So Kyle’s on holiday in Cape Town and while I miss him a lot (and the tea he makes), I’m always so happy when he gets to spend time with his dad, stepmum and the rest of his ‘other’ family.
I’ve never really been an advocate for”baby mama drama”. Not that I was immune to it. I’ll admit, Kyle’s dad and I have had our fair share of being mean to each other. There were many nights, preceding our break up, that thoughts of spitefulness crossed my mind. I mean, if I’m not happy, why should he be? Why should I allow him full access to MY child? I am the mother, after all, so I have more say in his life than the dad does, right?
And come on, ladies, let’s be real, when another woman enters the picture, you might as well put on your Shaneequa weave and hoop earrings because “oh helllllls no! No other woman’s going to be mother to MY child!” Suddenly, the ‘best interest’ of your child becomes the motive behind every crazy demand and every bitter argument… and in your mind, it all makes sense. But in actual fact, it doesn’t make sense. Well, not if you really have the best interest of your kid in mind.
I’ve learnt that my son’s father’s wife is important… just as important as I am, actually. Who cares that I “was here first”. Come on ladies! Yes, I’m the kid’s mother, but hey guess what, I don’t need a pedestal.
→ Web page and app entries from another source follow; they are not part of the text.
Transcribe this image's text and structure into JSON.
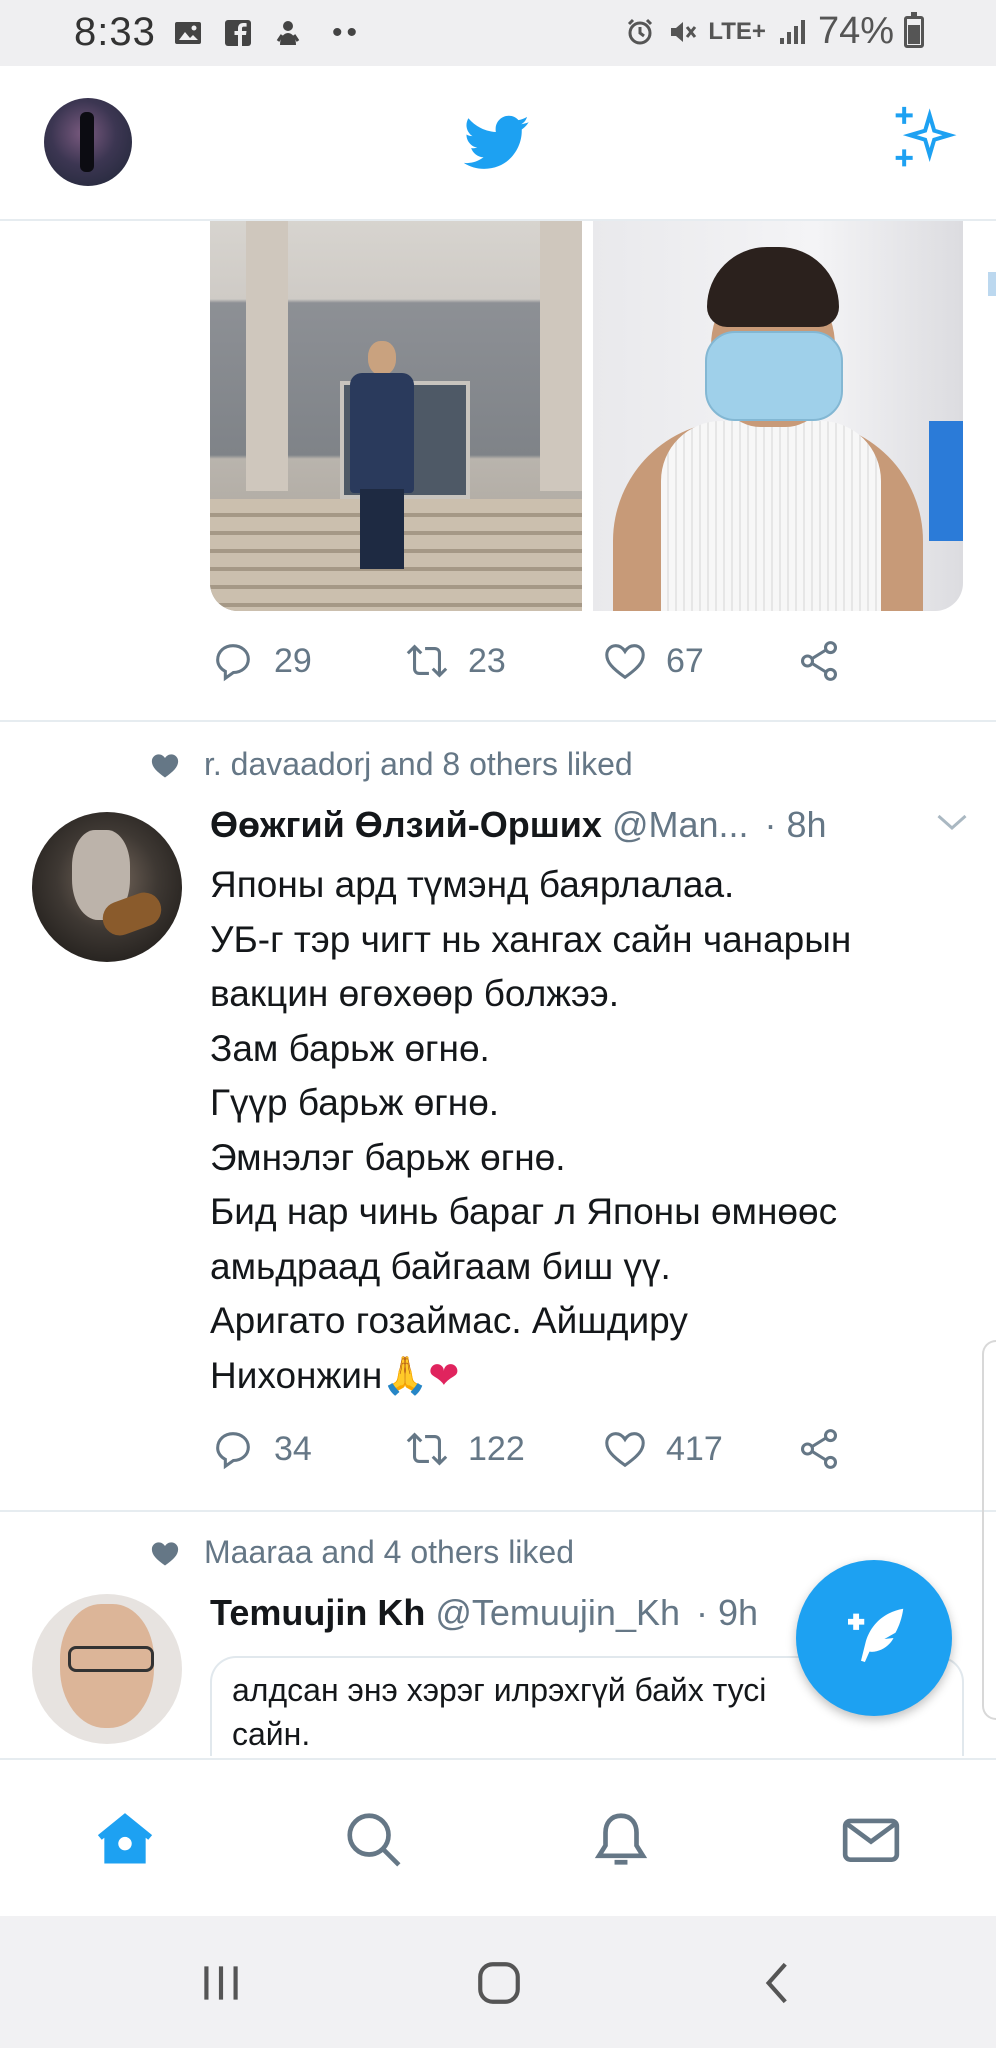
{
  "status_bar": {
    "time": "8:33",
    "network": "LTE+",
    "battery": "74%",
    "icons": [
      "image-icon",
      "facebook-icon",
      "notification-icon",
      "more-dots-icon",
      "alarm-icon",
      "mute-icon",
      "signal-icon",
      "battery-icon"
    ],
    "dots": "••"
  },
  "app_bar": {
    "logo": "twitter-bird-icon",
    "right_icon": "sparkle-icon"
  },
  "colors": {
    "accent": "#1da1f2",
    "text": "#14171a",
    "secondary": "#657786",
    "divider": "#e6ecf0"
  },
  "tweets": [
    {
      "has_media": true,
      "actions": {
        "replies": "29",
        "retweets": "23",
        "likes": "67"
      }
    },
    {
      "liked_by": "r. davaadorj and 8 others liked",
      "name": "Өөжгий Өлзий-Орших",
      "handle": "@Man...",
      "time": "· 8h",
      "text_lines": [
        "Японы ард түмэнд баярлалаа.",
        "УБ-г тэр чигт нь хангах сайн чанарын",
        "вакцин өгөхөөр болжээ.",
        "Зам барьж өгнө.",
        "Гүүр барьж өгнө.",
        "Эмнэлэг барьж өгнө.",
        "Бид нар чинь бараг л Японы өмнөөс",
        "амьдраад байгаам биш үү.",
        "Аригато гозаймас. Айшдиру",
        "Нихонжин"
      ],
      "emoji_pray": "🙏",
      "emoji_heart": "❤",
      "actions": {
        "replies": "34",
        "retweets": "122",
        "likes": "417"
      }
    },
    {
      "liked_by": "Maaraa and 4 others liked",
      "name": "Temuujin Kh",
      "handle": "@Temuujin_Kh",
      "time": "· 9h",
      "quote_lines": [
        "алдсан энэ хэрэг илрэхгүй байх тусі",
        "сайн."
      ]
    }
  ],
  "bottom_nav": [
    "home-icon",
    "search-icon",
    "notifications-icon",
    "messages-icon"
  ],
  "system_nav": [
    "recent-apps-icon",
    "home-button-icon",
    "back-icon"
  ]
}
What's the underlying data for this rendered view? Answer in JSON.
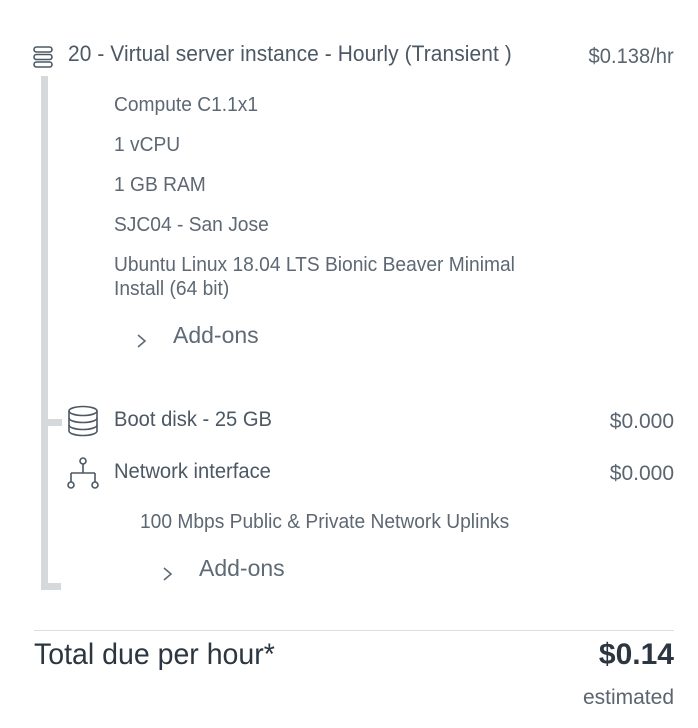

I just need you to love my child and work with me to make sure he is happy and healthy. I am blessed to say that my boy’s stepmama is very sweet and always regards me with respect, which I did not even ask for, but really appreciate. She loves my boy and has been able to chat him about stuff that he would never open up to me about. And if you consider the fact that he spends almost every holiday in Cape Town, it feels good knowing that there’s another me (so to say) over there, keeping an eye on him and making sure he brushes his teeth.
I’ve learnt that putting my kid first means that I an willing to work harmoniously with his dad, in order to make sure that the most important stuff is taken care of. WE are his parents. I’m not a majority share holder. One of the most devastating facts of our country is that so many children are growing up without proper father figures. The fatherless youth of today struggle with identity. They don’t know where they come from and they are not sure where they are going to. I cannot begin to explain how valuable the input of a loving father is… how much it adds to the growth and stability of a child! So if my kid’s dad WANTS to be in his life, who am I to deny that?
I’ve learnt that my boy’s father actually really does love him and if he can’t pay for something or buy something, that doesn’t mean that he doesn’t care. It just means that he isn’t able to give the cash. Money does not equate to love, yo. We agree on who pays for what, and guess what… in the rare occasion where one of us is unable to do what we are meant to do, the other one steps in, if they can. I guess, this only works in a situation where both parties are not out to get the better “deal”.
I’ve learnt that bad mouthing my kid’s dad does not make me the better parent. It makes me the bitter parent. And it breaks down my son’s hero, which will make ME a zero in his eyes. It helps that his father and I are able to openly tell each other when we are not happy with something. (In a respectable way). I guess the secret is to keep your eyes on the prize: What would be better for our child? NOT “What would make me the superior one?”
I’ve learnt that my Hubstopher is the best father to my son, while his own dad is in Cape Town. But Hubstopher is NOT my son’s father. My boy’s father and I make decisions about his life. Hubstopher and I make decisions about what happens in our house. And somehow, we have to work on merging the 2, in a way that is respectful to all parties involved and in the best interest of the CHILD and not anyone’s pride. I couldn’t have married a better man!
And lastly, I’ve learnt that, at the end of the day, God gave us a precious gift and it is our responsibility to make sure that Kyle grows up to be the best Kyle he could ever be! His dad and I have lived our lives and made our own decisions, and the child played no part in it. Why should he suffer? I’m sure this blog post has made us sound like superhumans, so please, allow me to clarify: It has NOT been an easy road! But it’s all worth it in the end. Kyle deserves to have his best chance, and that is exactly what we are going to give him.